                        1. re: BostonCharles

                          Interesting - I'm not a bug fan of Lumiere (they often seem cranky), but oddly enough, I did have one of the better steak frites of the last several years there - dry aged 60 days on site, etc.

                          1. re: enhF94

                            Never heard of anyone dry aging a steak for 60 days. Even 30-40 is considered a long time.

                            1. re: StriperGuy

                              Yeah, I was shocked - and happy not to see the 60-day-old steak pre-trimming, for that matter. It restored my interest in beef after several years' chicken-centricity. Sadly, it was a special.

                              1. re: enhF94

                                60 days? no way. unless the cut started out the size of a house, it would have turned into a raisin. i think the server was exaggerating.

                                1. re: hotoynoodle

                                  Shrunk to a raisin and way too tangy/gamey at that point.
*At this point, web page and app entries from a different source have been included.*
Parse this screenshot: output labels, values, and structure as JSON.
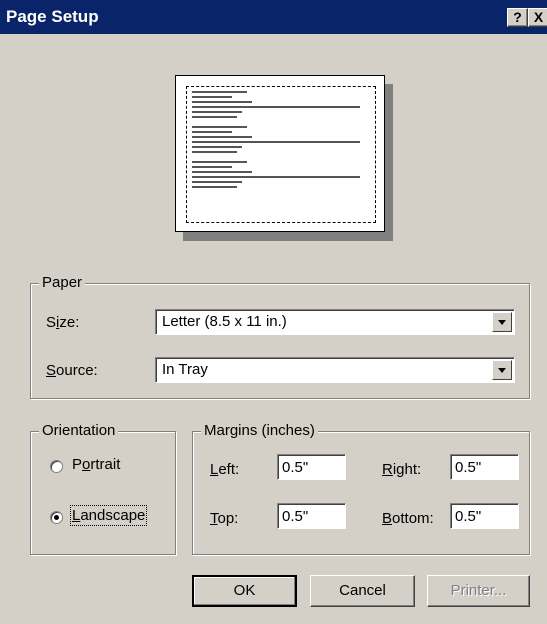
{
  "title": "Page Setup",
  "titlebar": {
    "help": "?",
    "close": "X"
  },
  "paper": {
    "legend": "Paper",
    "size_label": "Size:",
    "size_value": "Letter (8.5 x 11 in.)",
    "source_label": "Source:",
    "source_value": "In Tray"
  },
  "orientation": {
    "legend": "Orientation",
    "portrait": "Portrait",
    "landscape": "Landscape",
    "selected": "landscape"
  },
  "margins": {
    "legend": "Margins (inches)",
    "left_label": "Left:",
    "left_value": "0.5\"",
    "right_label": "Right:",
    "right_value": "0.5\"",
    "top_label": "Top:",
    "top_value": "0.5\"",
    "bottom_label": "Bottom:",
    "bottom_value": "0.5\""
  },
  "buttons": {
    "ok": "OK",
    "cancel": "Cancel",
    "printer": "Printer..."
  },
  "colors": {
    "titlebar": "#0a246a",
    "face": "#d4d0c8"
  }
}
My sentiments exactly. Never even heard of a steak aged 60 days.

                                  1. re: StriperGuy

                                    I haven't had it at Lumiere, but I have absolutely seen/heard of steaks aged 60 days. Possible the person misremembered, but it's not out of the question.

                                    1. re: TPistrix

                                      It's possible; this was several years ago. OTOH, google will get you there (the top link for me was... chowhound. twice.)

                                    2. re: StriperGuy

                                      I saw dry-aged bone-in strips at Whole Foods with more than sixty days. It's not really that unusual. After about 4 weeks the meat stops shrinking, but there's more loss due to the decomposition - you have to cut more away. Whether it would be too gamey depends on the conditions of the aging room. Hams, jowls, etc are aged way longer than that (albeit salted) and they're not shrunken.

                          2. re: hiddenboston

                            If you're down in the Loco (tapas) area, keep Hayashi (sushi, Japanes, & Korean) in mind too.

                          3. As far as Oysters go, many of the common names Wellfleet and Blue Point are regions not a particular bay. So there can be a lot of variation in taste in the same oyster. Blue Points once came from one particular area. Now they are from multiple areas and can be from CT or Long Island. Wellfleets can be from Pleasant bay, Chipman's Cove or Indian Neck (three distinct salinities). Even the beloved Island Creek is a co-op. That can be mean 6 different growers in Duxbury and possibly Barnstable.

                            As a theoretical example:
                            Great Bay can buy one Farmed Wellfeet Oyster and have a unique taste but it's menued as Wellfleet. B&G can buy a dredged Wild Wellfleet and it has a completely other end of the spectrum taste and it's menued as a Wellfleet.

                            So absolutely yes, oysters with the same name can taste different at two different restaurants.

                            2 Replies
                            1. re: Richard Hurts

                              I'm a big fan of Island Creek Oysters and living in the area I'm familiar with their operation. There may be 6 different farmers but they're all farming a small area of Duxbury Bay.

                              I'm not sure where you got the Barnstable info but I believe it's incorrect.